Bottom Line: We confirmed the interaction already described with KPNA2/RCH1/SRP1alpha and found two others--to the transcription factor GMEB1/PIF p96 and the splicing factor SF3A2/SF3a66.Phylogenetic analysis shows the WW-like module to be highly conserved.The module contributes to protein-protein interactions that may also influence how RAG1 binds DNA targets.

View Article: PubMed Central - PubMed

Affiliation: Department of Pathology, Albert Einstein College of Medicine, Bronx, New York, 10461, USA.

ABSTRACT
More than one-third of the RAG1 protein can be truncated from the N-terminus with only subtle effects on the products of V(D)J recombination in vitro or in a mouse. What, then, is the function of the N-terminal domain?
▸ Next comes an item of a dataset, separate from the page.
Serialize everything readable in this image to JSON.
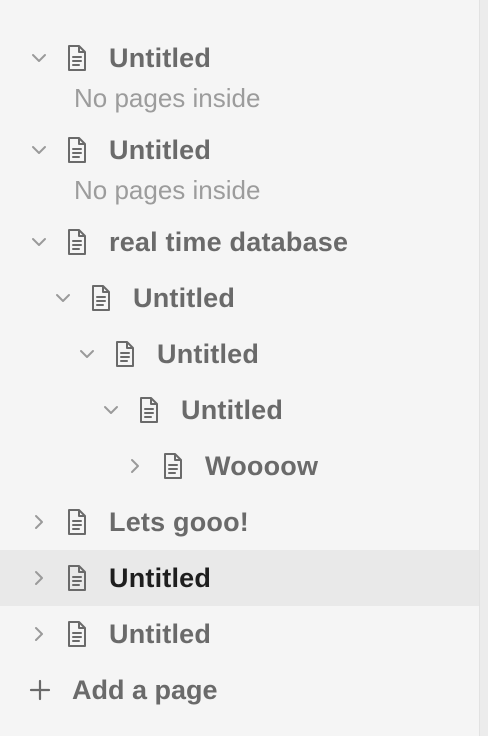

We believe it to be regulatory. We determined, several years ago, that an included RING motif could function as an ubiquitin E3 ligase. Whether this activity is limited to automodification, or may alter other proteins in the cell, remains an open question. We revisited the issue of additional protein-protein interactions between RAG1 and other proteins by means of the yeast two-hybrid assay. We confirmed the interaction already described with KPNA2/RCH1/SRP1alpha and found two others--to the transcription factor GMEB1/PIF p96 and the splicing factor SF3A2/SF3a66. A luciferase reporter assay demonstrates that a protein complex containing RAG proteins and the transcription factor can assemble in cells. Further mapping identified a region within the N-terminal domain resembling a WW motif. Point mutation directed at residues conserved in WW motifs eliminated binding to one of the partners. Phylogenetic analysis shows the WW-like module to be highly conserved. The module contributes to protein-protein interactions that may also influence how RAG1 binds DNA targets.

Show MeSH